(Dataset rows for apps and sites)
========================
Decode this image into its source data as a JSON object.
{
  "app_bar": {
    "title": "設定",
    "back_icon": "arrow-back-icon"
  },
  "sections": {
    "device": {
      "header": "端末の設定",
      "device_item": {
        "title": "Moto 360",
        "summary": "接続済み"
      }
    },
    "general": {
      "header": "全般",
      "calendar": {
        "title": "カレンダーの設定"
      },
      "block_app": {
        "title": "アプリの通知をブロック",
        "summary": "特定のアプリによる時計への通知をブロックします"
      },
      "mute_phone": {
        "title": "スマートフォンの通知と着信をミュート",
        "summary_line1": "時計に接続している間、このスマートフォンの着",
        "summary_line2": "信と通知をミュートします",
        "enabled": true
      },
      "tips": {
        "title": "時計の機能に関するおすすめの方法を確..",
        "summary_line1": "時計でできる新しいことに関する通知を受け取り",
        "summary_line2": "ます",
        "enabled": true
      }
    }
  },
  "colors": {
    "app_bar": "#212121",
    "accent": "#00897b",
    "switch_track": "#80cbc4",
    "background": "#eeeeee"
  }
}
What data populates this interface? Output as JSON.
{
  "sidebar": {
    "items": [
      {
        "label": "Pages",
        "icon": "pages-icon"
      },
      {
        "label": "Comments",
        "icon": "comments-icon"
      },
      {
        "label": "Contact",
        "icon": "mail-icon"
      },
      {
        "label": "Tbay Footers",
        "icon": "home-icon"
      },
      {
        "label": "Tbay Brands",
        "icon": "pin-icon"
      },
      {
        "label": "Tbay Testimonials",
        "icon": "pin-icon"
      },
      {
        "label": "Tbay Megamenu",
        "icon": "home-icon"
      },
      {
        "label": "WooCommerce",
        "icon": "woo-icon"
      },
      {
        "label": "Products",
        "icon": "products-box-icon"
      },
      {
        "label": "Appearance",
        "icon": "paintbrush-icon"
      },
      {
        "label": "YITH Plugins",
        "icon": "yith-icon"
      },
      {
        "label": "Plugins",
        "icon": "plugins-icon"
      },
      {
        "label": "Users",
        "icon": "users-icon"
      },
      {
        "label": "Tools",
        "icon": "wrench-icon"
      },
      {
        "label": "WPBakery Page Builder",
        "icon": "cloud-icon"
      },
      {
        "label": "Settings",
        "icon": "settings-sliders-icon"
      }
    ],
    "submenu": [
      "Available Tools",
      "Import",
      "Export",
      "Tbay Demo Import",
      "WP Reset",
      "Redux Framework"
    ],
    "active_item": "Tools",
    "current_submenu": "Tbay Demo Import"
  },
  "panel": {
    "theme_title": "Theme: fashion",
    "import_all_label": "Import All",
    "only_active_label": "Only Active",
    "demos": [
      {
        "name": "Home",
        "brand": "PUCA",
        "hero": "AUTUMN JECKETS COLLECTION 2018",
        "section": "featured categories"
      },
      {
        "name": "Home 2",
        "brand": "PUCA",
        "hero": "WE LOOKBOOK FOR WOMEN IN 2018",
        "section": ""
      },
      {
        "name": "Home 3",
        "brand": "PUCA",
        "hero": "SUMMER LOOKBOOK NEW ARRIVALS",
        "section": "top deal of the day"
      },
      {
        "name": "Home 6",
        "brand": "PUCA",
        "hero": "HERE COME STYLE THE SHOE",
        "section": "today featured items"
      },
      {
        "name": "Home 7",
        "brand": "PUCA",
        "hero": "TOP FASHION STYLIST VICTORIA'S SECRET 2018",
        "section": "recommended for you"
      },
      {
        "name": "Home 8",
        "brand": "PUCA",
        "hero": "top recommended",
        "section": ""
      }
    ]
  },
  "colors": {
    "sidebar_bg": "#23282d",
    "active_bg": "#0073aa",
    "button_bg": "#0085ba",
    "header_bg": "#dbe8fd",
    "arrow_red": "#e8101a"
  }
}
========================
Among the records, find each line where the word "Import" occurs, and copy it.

      "Import",
      "Tbay Demo Import",
    "current_submenu": "Tbay Demo Import"
    "import_all_label": "Import All",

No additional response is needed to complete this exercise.